Chancery judge to rule on possible new property tax assessments
A Chancery Court judge is expected to rule by the end of the year whether counties need to reassess property values.
Attorneys for the ACLU, the NAACP and Delawareans for Educational Opportunities faced lawyers representing Delaware’s three counties last week.
The civil rights groups are arguing the state is failing to give schools enough funding to ensure students have equal access to a quality education. They argue counties have a duty to do new assessments.
Richard Morse is among the attorneys representing the civil rights advocates. He said the lawsuit in part calls for counties to stop collecting taxes based on outdated property tax assessments.

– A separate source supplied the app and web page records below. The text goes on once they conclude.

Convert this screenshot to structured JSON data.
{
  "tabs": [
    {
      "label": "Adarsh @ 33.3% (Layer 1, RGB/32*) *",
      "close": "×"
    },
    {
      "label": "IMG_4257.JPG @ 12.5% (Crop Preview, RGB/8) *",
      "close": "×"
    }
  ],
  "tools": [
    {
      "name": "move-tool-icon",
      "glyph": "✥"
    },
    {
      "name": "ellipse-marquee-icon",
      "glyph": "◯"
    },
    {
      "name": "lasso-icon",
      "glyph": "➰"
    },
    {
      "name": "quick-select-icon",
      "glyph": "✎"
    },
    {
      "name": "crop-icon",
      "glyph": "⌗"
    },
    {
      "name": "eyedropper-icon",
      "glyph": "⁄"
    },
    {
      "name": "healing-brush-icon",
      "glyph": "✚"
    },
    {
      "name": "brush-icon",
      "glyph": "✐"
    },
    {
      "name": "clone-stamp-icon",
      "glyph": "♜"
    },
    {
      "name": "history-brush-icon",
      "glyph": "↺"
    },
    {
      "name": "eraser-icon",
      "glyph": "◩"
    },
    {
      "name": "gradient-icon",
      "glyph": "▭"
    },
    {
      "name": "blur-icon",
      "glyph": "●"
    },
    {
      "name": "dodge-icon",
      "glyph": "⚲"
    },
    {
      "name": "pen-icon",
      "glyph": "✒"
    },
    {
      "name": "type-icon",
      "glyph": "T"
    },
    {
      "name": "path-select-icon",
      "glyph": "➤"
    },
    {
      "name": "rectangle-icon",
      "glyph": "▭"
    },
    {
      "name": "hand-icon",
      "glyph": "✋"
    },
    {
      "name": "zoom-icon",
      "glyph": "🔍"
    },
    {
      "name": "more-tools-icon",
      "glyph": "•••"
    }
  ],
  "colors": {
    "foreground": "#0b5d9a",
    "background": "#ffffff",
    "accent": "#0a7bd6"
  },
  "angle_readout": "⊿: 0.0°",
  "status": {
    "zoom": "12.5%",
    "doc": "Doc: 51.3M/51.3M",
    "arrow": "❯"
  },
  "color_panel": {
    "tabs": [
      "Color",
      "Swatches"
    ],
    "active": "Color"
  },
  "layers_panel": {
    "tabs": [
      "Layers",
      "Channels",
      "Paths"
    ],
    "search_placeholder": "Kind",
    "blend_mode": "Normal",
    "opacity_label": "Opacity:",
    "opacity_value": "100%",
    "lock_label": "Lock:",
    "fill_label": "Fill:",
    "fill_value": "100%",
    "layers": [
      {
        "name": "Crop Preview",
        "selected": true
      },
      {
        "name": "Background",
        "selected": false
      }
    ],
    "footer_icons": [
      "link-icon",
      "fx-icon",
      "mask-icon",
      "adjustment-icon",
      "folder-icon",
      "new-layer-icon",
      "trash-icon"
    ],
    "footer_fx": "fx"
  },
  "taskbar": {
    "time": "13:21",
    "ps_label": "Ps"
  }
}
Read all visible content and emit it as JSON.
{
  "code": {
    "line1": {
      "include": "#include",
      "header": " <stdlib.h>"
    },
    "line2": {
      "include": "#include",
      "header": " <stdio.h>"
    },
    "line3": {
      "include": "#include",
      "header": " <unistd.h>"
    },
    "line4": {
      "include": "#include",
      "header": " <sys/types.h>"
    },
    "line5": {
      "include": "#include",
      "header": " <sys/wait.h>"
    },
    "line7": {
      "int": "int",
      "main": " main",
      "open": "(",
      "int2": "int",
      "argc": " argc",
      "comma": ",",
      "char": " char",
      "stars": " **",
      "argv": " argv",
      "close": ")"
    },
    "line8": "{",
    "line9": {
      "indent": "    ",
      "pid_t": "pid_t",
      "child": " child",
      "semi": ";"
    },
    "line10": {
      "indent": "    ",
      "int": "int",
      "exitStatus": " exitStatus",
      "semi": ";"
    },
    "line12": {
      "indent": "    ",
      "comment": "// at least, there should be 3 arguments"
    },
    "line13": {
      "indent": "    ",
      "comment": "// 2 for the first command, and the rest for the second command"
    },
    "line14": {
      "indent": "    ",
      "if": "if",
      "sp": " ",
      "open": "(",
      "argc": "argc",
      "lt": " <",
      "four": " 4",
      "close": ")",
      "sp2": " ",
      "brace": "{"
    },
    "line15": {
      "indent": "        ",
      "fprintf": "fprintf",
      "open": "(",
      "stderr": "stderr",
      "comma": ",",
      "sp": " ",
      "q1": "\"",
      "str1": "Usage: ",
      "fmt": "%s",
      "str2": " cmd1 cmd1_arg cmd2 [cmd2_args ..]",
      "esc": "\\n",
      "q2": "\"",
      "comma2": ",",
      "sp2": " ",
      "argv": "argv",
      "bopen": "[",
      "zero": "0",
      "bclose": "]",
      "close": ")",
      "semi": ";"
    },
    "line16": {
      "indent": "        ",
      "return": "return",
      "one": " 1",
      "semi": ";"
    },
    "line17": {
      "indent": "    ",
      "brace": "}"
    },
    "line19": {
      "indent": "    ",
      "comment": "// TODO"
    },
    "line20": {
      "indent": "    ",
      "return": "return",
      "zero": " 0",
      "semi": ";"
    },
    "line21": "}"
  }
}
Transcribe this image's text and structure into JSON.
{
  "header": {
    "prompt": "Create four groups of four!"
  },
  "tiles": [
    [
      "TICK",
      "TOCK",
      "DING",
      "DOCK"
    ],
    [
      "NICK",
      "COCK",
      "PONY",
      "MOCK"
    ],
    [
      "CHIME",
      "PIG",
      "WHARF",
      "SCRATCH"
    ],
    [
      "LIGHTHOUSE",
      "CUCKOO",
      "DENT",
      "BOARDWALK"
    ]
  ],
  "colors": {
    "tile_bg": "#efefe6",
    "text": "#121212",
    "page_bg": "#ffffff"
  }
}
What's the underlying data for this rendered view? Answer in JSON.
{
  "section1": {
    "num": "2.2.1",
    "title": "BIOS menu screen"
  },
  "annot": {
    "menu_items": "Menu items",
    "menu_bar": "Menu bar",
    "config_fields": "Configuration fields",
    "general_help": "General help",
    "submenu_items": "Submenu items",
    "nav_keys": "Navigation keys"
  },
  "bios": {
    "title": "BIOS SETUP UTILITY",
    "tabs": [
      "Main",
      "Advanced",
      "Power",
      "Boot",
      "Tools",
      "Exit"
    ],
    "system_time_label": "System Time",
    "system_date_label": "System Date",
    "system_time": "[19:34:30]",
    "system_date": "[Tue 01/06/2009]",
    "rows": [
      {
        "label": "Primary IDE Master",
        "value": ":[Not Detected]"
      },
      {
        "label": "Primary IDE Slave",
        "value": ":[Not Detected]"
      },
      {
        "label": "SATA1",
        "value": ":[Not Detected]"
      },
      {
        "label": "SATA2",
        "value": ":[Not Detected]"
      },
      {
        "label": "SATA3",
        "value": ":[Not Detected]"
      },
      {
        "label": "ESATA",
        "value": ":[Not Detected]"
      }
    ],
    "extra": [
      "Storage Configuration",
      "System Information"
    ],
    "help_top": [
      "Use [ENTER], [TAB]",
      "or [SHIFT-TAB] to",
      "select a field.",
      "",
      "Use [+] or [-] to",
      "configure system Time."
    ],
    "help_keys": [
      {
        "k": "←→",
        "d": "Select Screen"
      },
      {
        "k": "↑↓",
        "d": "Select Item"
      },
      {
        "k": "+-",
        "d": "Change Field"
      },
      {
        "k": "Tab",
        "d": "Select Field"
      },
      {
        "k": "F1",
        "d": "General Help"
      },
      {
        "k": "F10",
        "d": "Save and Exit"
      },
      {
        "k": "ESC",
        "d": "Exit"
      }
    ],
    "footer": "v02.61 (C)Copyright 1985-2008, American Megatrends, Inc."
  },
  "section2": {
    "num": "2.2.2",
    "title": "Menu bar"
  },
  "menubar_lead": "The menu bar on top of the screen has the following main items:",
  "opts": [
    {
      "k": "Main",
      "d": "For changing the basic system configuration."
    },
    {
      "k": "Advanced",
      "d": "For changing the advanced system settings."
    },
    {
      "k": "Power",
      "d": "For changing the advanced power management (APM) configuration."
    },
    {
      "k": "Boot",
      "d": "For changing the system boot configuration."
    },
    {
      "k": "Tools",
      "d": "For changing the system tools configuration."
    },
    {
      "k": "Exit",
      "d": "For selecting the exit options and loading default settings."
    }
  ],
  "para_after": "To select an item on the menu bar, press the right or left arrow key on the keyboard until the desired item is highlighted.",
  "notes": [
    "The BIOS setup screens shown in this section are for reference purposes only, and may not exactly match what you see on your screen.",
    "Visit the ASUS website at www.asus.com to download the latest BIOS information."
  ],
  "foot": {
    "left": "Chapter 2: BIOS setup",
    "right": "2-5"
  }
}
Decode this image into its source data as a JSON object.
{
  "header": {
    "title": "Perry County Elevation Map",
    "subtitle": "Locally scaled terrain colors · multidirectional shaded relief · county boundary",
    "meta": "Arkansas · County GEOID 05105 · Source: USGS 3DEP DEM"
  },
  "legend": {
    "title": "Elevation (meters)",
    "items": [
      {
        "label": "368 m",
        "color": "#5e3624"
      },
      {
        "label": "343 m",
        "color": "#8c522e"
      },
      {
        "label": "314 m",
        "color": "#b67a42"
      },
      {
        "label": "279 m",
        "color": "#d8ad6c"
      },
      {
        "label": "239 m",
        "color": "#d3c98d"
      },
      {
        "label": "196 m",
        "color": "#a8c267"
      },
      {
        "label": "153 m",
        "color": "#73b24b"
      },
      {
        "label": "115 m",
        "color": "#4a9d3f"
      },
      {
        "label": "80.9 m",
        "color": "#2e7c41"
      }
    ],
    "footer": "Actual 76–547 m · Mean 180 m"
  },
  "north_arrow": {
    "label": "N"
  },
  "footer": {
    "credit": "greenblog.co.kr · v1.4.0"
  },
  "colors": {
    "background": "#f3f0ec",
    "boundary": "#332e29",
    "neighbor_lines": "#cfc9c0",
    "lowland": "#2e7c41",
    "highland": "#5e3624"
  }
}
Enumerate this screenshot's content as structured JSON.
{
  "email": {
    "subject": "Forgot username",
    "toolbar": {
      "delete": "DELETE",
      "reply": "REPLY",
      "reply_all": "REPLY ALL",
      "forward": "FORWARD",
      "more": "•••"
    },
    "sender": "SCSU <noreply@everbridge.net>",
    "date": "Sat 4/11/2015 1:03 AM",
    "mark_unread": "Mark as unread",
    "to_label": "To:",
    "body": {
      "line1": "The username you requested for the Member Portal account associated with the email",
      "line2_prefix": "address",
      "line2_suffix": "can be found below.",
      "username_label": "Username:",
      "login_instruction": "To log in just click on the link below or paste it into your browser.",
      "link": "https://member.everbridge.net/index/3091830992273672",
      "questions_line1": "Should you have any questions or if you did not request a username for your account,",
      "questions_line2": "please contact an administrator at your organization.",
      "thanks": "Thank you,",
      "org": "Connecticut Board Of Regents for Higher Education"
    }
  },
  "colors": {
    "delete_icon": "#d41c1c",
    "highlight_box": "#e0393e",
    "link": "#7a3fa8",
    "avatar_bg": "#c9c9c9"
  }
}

“The counties have violated the state constitution and state law by not reassessing those properties for many years,” he said.
About 80 percent of property tax revenue goes to school districts. But property values in Delaware have not been reassessed for more than three decades.
Morse argues outdated assessments deprive disadvantaged students of needed funding.
“The number, you know, that the county has given each property as its assessment — each property as its assessment — is so far different from the true value, the fair market value of the properties,” he said. "And the values that counties have given are so non-uniform."
If the judge rules in favor of the education advocates, another trial will be held to determine remedies. A separate trial against state officials for what the groups claim is inequities in the state’s education funding formula is scheduled for November of next year.